• [Task details]:
Read through the data and report every line in which the word "this" occurs.

• [Dataset records]:

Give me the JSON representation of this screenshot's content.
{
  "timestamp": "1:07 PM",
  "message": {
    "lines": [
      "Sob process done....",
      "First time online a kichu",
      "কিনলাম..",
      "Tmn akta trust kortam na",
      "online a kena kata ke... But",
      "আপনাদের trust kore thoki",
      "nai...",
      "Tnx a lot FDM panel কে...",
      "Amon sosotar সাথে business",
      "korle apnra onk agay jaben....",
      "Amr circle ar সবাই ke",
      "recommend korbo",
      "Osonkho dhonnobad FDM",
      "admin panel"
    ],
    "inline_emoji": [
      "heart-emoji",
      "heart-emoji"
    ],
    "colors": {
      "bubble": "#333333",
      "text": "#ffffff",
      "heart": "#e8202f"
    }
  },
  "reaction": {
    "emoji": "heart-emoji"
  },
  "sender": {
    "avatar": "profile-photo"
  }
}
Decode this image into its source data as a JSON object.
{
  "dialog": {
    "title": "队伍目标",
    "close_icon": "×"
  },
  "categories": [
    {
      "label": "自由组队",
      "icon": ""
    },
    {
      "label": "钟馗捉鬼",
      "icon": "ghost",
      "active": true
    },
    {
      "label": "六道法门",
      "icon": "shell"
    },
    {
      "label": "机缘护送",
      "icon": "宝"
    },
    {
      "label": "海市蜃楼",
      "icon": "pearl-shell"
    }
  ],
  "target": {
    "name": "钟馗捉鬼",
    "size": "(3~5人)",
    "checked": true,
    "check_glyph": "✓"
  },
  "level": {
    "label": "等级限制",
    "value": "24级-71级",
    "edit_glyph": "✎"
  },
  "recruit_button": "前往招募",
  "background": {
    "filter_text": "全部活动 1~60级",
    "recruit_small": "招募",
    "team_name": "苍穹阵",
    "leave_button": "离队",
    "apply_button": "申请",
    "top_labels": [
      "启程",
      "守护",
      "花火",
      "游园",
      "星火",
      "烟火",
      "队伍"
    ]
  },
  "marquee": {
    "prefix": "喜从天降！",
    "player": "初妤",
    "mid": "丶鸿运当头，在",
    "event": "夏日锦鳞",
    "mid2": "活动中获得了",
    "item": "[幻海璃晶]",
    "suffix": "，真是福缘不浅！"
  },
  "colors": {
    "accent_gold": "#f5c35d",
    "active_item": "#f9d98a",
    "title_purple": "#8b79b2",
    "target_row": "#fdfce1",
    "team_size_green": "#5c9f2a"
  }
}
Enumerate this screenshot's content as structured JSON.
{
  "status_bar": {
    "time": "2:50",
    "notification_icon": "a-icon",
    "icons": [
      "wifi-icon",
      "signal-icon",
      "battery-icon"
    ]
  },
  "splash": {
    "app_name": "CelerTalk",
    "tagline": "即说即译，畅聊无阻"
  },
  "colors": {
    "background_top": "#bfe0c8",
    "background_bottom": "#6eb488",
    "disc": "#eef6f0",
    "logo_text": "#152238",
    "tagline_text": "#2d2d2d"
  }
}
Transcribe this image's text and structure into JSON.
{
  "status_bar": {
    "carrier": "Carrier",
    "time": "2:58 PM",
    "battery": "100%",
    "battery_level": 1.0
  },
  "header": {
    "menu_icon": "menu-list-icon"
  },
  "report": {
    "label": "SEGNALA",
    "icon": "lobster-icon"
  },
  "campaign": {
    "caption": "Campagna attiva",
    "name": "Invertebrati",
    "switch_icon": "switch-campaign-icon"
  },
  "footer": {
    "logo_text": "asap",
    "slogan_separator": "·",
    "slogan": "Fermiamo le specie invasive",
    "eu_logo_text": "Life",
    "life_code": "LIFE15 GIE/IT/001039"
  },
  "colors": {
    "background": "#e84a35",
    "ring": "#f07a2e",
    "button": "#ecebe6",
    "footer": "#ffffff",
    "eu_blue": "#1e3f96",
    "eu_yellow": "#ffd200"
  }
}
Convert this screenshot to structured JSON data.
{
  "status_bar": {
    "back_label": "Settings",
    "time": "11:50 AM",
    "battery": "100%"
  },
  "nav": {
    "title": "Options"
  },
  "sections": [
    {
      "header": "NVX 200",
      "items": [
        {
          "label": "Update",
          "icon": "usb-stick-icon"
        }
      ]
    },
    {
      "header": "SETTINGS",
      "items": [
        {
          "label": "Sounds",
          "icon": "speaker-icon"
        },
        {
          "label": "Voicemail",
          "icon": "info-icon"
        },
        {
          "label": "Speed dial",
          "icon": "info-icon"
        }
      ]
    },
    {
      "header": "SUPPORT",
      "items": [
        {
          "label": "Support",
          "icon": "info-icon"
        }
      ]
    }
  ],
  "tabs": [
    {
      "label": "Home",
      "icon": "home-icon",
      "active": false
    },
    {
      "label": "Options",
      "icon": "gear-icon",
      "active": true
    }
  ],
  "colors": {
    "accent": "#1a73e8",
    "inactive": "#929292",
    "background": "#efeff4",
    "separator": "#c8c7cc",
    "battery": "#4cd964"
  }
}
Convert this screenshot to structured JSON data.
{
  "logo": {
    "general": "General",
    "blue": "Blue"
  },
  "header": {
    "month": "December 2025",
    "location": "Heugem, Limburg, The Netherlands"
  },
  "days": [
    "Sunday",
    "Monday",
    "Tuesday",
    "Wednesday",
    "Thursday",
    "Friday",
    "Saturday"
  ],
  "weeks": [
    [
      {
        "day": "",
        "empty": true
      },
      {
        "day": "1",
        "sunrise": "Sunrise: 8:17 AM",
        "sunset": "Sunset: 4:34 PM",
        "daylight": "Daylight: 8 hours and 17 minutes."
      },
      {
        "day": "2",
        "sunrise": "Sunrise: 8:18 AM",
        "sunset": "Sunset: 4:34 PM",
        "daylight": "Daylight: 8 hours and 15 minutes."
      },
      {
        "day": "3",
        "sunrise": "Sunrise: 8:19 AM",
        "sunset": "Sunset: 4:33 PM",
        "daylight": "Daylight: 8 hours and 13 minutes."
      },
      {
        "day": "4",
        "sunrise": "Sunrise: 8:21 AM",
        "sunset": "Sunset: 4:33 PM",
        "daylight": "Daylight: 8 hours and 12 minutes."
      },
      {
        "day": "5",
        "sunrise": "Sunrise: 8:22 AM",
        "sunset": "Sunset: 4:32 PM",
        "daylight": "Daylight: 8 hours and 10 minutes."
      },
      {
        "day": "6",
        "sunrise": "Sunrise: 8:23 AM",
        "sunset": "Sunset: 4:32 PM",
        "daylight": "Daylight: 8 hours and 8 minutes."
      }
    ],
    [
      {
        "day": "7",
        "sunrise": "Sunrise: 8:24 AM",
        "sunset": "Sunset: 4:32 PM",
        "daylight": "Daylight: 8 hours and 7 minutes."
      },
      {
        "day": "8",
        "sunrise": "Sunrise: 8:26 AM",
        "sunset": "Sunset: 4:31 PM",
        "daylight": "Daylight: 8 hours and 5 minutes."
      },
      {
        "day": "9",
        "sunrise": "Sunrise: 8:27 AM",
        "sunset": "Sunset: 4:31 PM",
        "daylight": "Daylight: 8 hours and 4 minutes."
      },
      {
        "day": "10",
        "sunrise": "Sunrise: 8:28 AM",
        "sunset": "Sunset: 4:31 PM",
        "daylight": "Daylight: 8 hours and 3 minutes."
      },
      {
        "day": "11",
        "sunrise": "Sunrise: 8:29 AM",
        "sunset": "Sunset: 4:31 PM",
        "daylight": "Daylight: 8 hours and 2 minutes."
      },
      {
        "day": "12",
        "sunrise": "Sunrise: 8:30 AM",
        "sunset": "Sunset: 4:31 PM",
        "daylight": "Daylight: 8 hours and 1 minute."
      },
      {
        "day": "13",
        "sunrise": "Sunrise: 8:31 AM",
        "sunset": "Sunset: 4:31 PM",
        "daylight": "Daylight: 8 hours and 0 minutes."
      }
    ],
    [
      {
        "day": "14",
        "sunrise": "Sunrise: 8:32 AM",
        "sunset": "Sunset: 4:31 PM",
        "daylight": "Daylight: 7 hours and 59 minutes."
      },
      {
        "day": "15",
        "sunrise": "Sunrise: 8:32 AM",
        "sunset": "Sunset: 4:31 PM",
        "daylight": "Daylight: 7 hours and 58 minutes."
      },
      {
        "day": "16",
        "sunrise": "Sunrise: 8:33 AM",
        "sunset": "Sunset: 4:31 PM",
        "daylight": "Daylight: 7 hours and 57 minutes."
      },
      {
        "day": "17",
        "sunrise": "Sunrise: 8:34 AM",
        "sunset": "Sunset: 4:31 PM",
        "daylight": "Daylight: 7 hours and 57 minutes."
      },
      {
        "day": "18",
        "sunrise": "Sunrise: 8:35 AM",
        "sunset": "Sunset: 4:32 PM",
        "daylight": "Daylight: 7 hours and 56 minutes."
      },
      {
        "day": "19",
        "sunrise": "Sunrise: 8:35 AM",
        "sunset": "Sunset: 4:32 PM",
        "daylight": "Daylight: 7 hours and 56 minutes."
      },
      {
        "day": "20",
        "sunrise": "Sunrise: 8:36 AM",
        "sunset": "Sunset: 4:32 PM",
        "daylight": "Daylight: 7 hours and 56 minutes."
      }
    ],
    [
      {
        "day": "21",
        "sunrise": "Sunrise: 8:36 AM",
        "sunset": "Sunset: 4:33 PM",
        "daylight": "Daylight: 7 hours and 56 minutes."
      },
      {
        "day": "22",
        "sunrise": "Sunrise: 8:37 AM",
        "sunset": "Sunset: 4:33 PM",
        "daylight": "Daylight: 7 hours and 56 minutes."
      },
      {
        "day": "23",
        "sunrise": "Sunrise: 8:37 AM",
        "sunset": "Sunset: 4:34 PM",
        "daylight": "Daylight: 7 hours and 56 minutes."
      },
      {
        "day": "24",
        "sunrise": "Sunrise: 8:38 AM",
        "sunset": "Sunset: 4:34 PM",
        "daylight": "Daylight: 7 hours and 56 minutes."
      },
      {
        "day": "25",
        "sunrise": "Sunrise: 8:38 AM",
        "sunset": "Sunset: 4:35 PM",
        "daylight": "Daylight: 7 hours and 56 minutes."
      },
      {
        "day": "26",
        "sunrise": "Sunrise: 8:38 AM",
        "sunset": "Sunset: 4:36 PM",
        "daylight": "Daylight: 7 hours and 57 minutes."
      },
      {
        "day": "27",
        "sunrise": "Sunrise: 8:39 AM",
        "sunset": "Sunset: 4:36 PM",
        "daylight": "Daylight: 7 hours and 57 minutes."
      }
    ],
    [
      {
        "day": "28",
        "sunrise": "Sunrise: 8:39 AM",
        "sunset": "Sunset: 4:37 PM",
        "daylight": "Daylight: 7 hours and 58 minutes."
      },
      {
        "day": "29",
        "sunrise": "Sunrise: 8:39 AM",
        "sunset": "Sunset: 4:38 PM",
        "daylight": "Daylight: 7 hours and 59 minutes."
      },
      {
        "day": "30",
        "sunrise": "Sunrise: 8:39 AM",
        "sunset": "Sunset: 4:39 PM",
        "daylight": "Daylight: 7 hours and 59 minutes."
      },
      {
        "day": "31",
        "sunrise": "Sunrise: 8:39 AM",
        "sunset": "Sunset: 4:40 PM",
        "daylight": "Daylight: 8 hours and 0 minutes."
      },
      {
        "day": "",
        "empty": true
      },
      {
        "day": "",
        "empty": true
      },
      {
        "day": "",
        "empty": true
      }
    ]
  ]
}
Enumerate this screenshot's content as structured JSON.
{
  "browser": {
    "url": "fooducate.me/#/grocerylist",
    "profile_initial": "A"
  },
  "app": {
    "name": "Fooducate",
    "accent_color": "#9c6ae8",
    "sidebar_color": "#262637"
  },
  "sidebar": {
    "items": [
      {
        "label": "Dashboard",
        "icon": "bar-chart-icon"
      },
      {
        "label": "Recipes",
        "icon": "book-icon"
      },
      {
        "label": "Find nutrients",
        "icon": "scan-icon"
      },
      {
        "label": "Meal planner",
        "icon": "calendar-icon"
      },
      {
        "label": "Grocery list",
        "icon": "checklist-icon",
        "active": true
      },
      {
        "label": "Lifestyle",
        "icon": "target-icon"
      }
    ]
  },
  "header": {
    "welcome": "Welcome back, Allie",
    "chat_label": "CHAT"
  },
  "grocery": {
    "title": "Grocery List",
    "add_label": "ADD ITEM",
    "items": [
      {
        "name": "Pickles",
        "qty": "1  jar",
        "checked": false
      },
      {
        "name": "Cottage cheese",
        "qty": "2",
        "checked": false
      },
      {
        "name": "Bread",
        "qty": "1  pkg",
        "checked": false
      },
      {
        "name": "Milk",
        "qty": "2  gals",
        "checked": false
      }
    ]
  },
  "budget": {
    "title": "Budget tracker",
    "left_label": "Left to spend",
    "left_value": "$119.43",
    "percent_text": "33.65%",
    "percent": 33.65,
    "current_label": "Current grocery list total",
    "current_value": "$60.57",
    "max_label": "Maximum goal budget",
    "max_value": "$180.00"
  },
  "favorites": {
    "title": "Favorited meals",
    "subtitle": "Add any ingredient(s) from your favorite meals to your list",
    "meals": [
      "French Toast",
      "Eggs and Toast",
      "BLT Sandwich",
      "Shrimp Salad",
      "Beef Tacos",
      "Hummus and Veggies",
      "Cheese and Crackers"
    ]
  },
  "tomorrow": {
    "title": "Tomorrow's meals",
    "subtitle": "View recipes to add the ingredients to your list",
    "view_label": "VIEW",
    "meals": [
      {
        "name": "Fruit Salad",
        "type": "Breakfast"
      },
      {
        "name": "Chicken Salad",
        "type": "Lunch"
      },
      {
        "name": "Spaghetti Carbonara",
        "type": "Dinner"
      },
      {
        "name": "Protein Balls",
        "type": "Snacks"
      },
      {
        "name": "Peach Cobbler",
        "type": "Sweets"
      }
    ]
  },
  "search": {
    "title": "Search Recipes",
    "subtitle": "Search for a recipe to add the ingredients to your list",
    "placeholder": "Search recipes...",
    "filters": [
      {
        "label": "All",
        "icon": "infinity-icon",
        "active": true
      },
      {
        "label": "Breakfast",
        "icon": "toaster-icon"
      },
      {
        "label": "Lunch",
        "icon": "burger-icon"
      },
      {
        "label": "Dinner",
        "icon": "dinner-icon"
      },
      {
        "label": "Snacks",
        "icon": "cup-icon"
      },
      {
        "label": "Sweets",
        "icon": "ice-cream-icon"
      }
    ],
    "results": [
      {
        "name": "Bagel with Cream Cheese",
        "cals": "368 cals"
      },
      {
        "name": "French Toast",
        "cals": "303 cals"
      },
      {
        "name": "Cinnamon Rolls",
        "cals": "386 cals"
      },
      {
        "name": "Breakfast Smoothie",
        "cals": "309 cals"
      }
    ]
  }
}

• [Exercise solution]:
Give me the JSON representation of this screenshot's content.
Decode this image into its source data as a JSON object.
Enumerate this screenshot's content as structured JSON.
Transcribe this image's text and structure into JSON.
Convert this screenshot to structured JSON data.
Convert this screenshot to structured JSON data.
Enumerate this screenshot's content as structured JSON.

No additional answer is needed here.